Cable company Cox Communications said today it plans to launch a nationwide wireless network to offer voice and data in the second half of 2009, and it will evaluate using the LTE fourth generation wireless standard for future network buildouts. Cox will use the 700 MHz spectrum it purchased at the last spectrum auction, as well as some AWS spectrum, to build its CDMA network. While it builds out the network, it will rely on the Sprint wireless network to augment service.
The triple play of voice, video and data has worked out for the cable guys, so a quadruple play that adds wireless voice and data might as well be next. Especially as the phone guys roll out their own video offerings and upgrade their lines to fiber, making them more competitive with cable offerings. Cox told USA Today it planned to deeply integrate its wireless network with current offerings, allowing users to program DVRs with their phones. AT&T has talked about a similar plan as part of its reorganization effort announced at the beginning of this month.
Such integrated services and bundled pricing might help drive some of Cox’s 6.2 million subscribers toward the plan. Spokeswoman Jill Ullman says Cox will offer wireless service to all subscribers in its current “serviceable area,” rather than specify if that meant the existing cable or potential wireless footprint. She declined to talk about bundle strategies and pricing for competitive reasons. However, the network is only half the equation, and Cox is still negotiating to get handsets, which Ullman says the carrier will announce later.

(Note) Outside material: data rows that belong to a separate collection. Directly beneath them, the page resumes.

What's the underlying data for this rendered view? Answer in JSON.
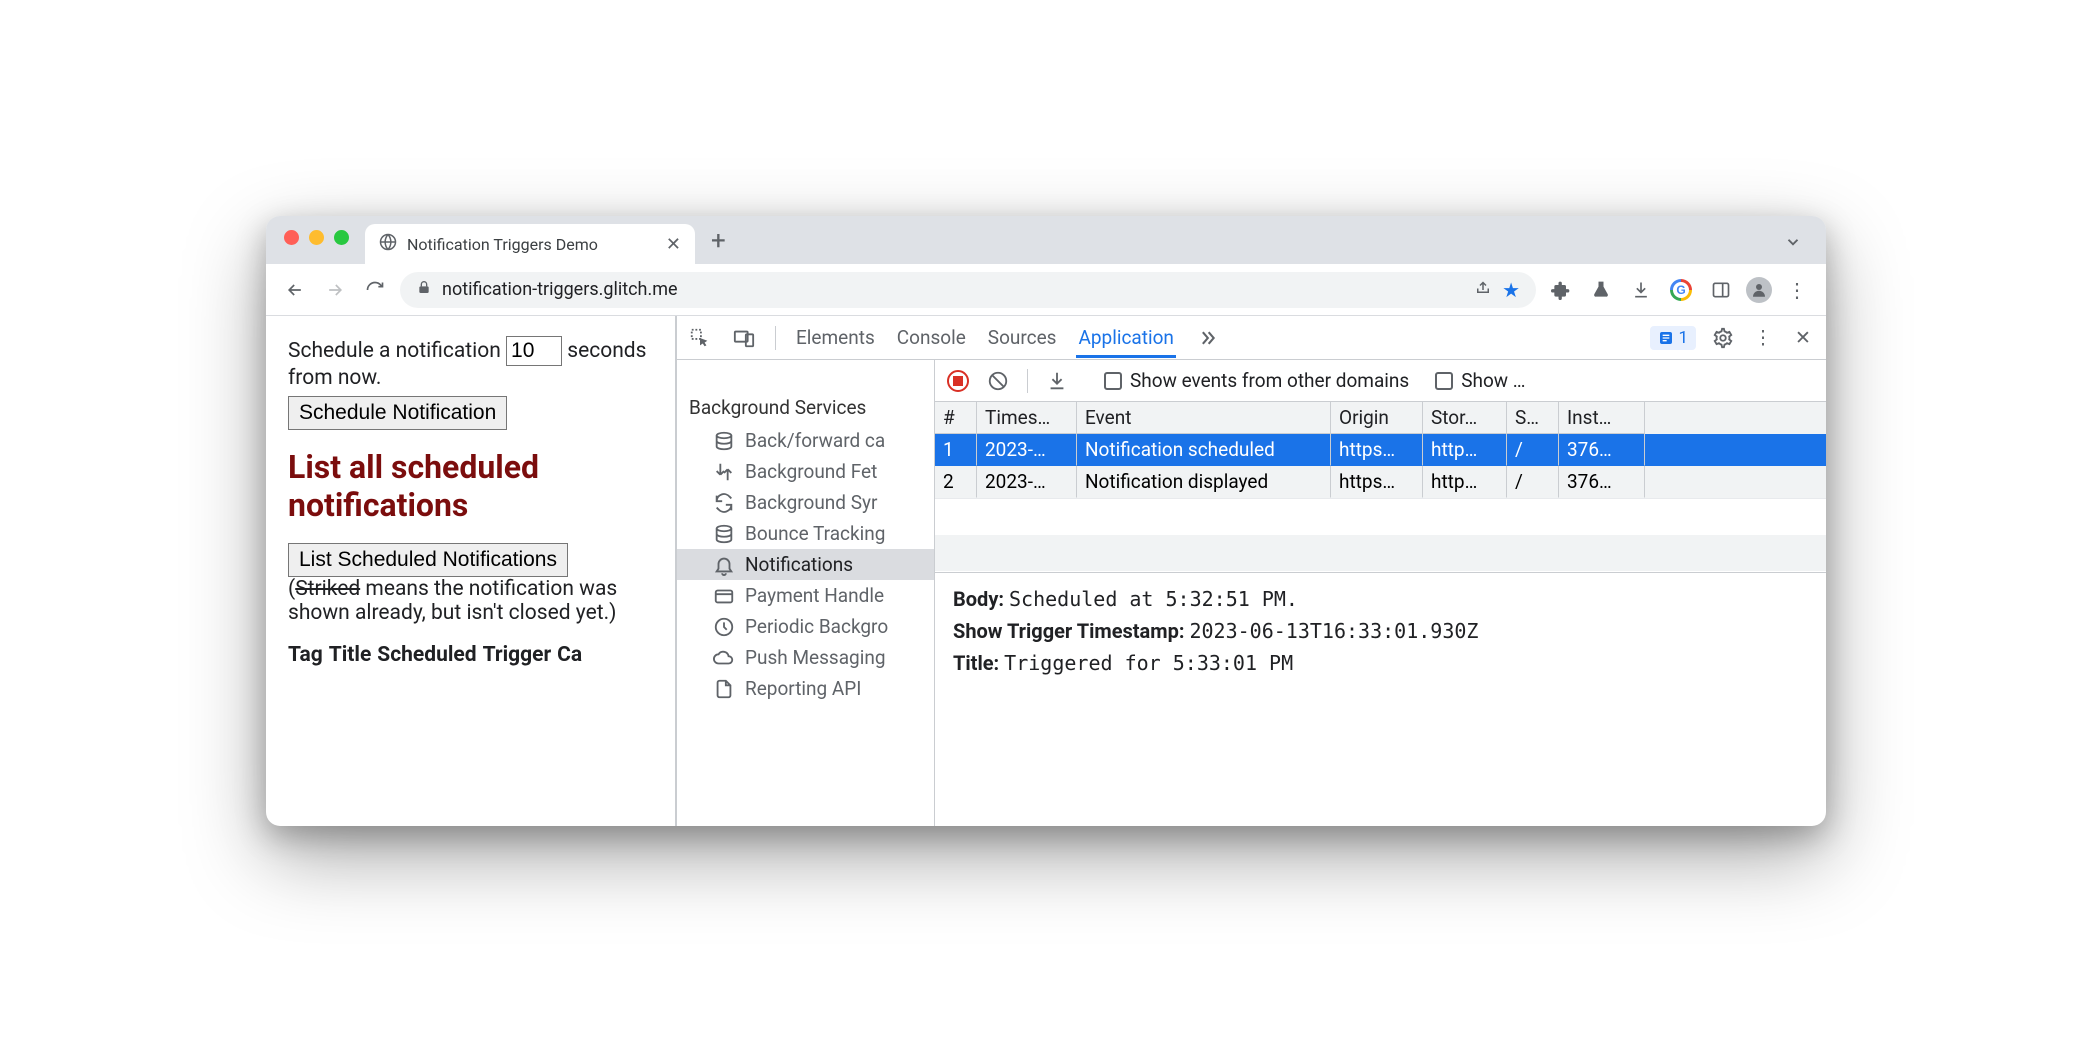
{
  "browser": {
    "tab_title": "Notification Triggers Demo",
    "url": "notification-triggers.glitch.me"
  },
  "page": {
    "schedule_pre": "Schedule a notification",
    "schedule_value": "10",
    "schedule_post": "seconds from now.",
    "schedule_btn": "Schedule Notification",
    "heading": "List all scheduled notifications",
    "list_btn": "List Scheduled Notifications",
    "note_open": "(",
    "note_struck": "Striked",
    "note_rest": " means the notification was shown already, but isn't closed yet.)",
    "cols": [
      "Tag",
      "Title",
      "Scheduled",
      "Trigger",
      "Ca"
    ]
  },
  "devtools": {
    "tabs": [
      "Elements",
      "Console",
      "Sources",
      "Application"
    ],
    "active_tab": "Application",
    "issues_count": "1",
    "sidebar": {
      "header": "Background Services",
      "items": [
        {
          "label": "Back/forward ca"
        },
        {
          "label": "Background Fet"
        },
        {
          "label": "Background Syr"
        },
        {
          "label": "Bounce Tracking"
        },
        {
          "label": "Notifications",
          "active": true
        },
        {
          "label": "Payment Handle"
        },
        {
          "label": "Periodic Backgro"
        },
        {
          "label": "Push Messaging"
        },
        {
          "label": "Reporting API"
        }
      ]
    },
    "toolbar2": {
      "show_events_label": "Show events from other domains",
      "show_label": "Show …"
    },
    "table": {
      "headers": [
        "#",
        "Times…",
        "Event",
        "Origin",
        "Stor…",
        "S…",
        "Inst…"
      ],
      "rows": [
        {
          "n": "1",
          "ts": "2023-…",
          "ev": "Notification scheduled",
          "or": "https…",
          "st": "http…",
          "sw": "/",
          "in": "376…",
          "sel": true
        },
        {
          "n": "2",
          "ts": "2023-…",
          "ev": "Notification displayed",
          "or": "https…",
          "st": "http…",
          "sw": "/",
          "in": "376…",
          "sel": false
        }
      ]
    },
    "details": {
      "body_k": "Body:",
      "body_v": "Scheduled at 5:32:51 PM.",
      "ts_k": "Show Trigger Timestamp:",
      "ts_v": "2023-06-13T16:33:01.930Z",
      "title_k": "Title:",
      "title_v": "Triggered for 5:33:01 PM"
    }
  }
}
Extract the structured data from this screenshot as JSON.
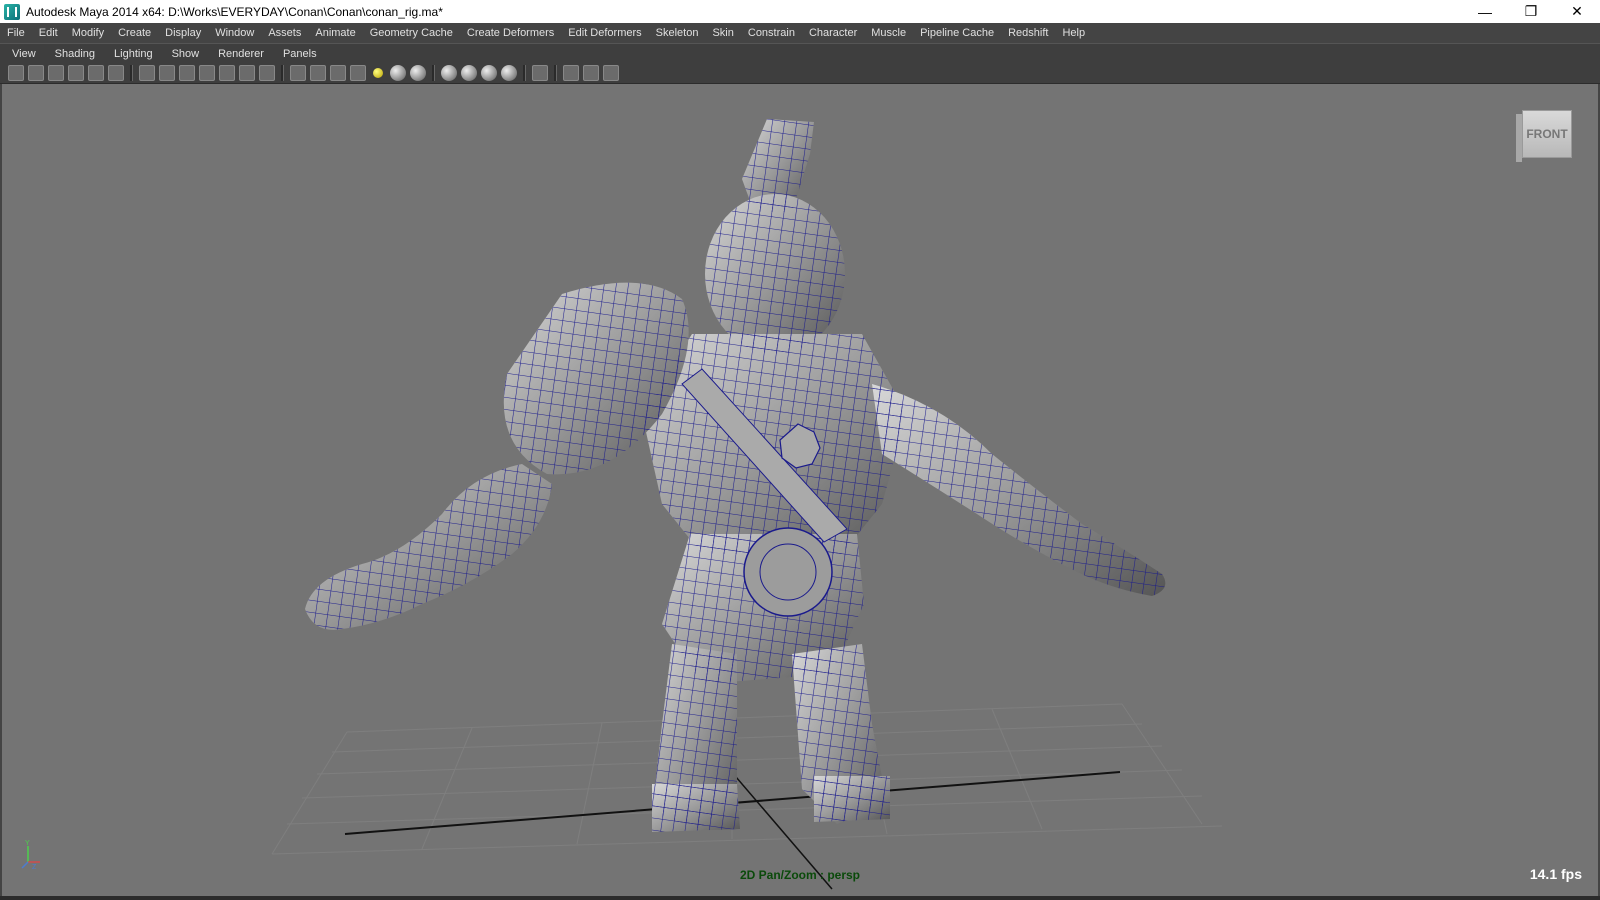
{
  "window": {
    "title": "Autodesk Maya 2014 x64: D:\\Works\\EVERYDAY\\Conan\\Conan\\conan_rig.ma*",
    "controls": {
      "minimize": "—",
      "restore": "❐",
      "close": "✕"
    }
  },
  "menubar": {
    "items": [
      "File",
      "Edit",
      "Modify",
      "Create",
      "Display",
      "Window",
      "Assets",
      "Animate",
      "Geometry Cache",
      "Create Deformers",
      "Edit Deformers",
      "Skeleton",
      "Skin",
      "Constrain",
      "Character",
      "Muscle",
      "Pipeline Cache",
      "Redshift",
      "Help"
    ]
  },
  "panel_menu": {
    "items": [
      "View",
      "Shading",
      "Lighting",
      "Show",
      "Renderer",
      "Panels"
    ]
  },
  "viewport": {
    "viewcube_label": "FRONT",
    "hud_label": "2D Pan/Zoom : persp",
    "fps": "14.1 fps",
    "axis_labels": {
      "y": "Y",
      "z": "Z"
    },
    "colors": {
      "background": "#747474",
      "wireframe": "#1a1a8c",
      "mesh": "#9a9a9a"
    }
  }
}
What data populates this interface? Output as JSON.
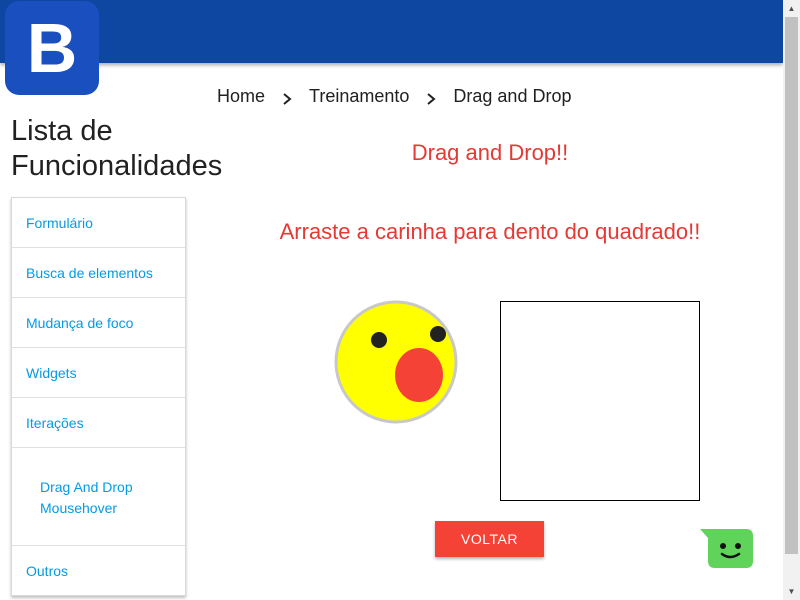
{
  "header": {
    "logo_letter": "B",
    "bar_color": "#0d47a1"
  },
  "breadcrumb": [
    {
      "label": "Home"
    },
    {
      "label": "Treinamento"
    },
    {
      "label": "Drag and Drop"
    }
  ],
  "sidebar": {
    "title": "Lista de Funcionalidades",
    "items": [
      {
        "label": "Formulário"
      },
      {
        "label": "Busca de elementos"
      },
      {
        "label": "Mudança de foco"
      },
      {
        "label": "Widgets"
      },
      {
        "label": "Iterações"
      }
    ],
    "subitems": [
      {
        "label": "Drag And Drop"
      },
      {
        "label": "Mousehover"
      }
    ],
    "last_item": {
      "label": "Outros"
    },
    "link_color": "#039be5"
  },
  "main": {
    "title": "Drag and Drop!!",
    "instruction": "Arraste a carinha para dento do quadrado!!",
    "accent_color": "#e53935",
    "draggable_icon": "surprised-face-icon",
    "back_button": "VOLTAR"
  },
  "chat_widget": {
    "icon": "chat-smiley-icon",
    "color": "#5fd35a"
  }
}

Cox is not alone in its wireless ambitions. Comcast (s CMCSA) is planning to build out a wireless network and hired Dave Williams, the former CTO of Telefonica O2 Europe to head up that effort. Comcast and Time Warner Cable have stakes in the Sprint/Clearwire WiMAX joint venture to offer wireless broadband. Another cable company that won a slice of 700 MHz spectrum is Vulcan Spectrum, an entity controlled by Paul Allen, who also owns Charter Communications.
Given the cable companies’ entrance into the wireless market, as well as Google’s white spaces proposal, and even the creation of a free, filtered wireless broadband network, we may eventually see competition for broadband on the wireless side. Here’s hoping.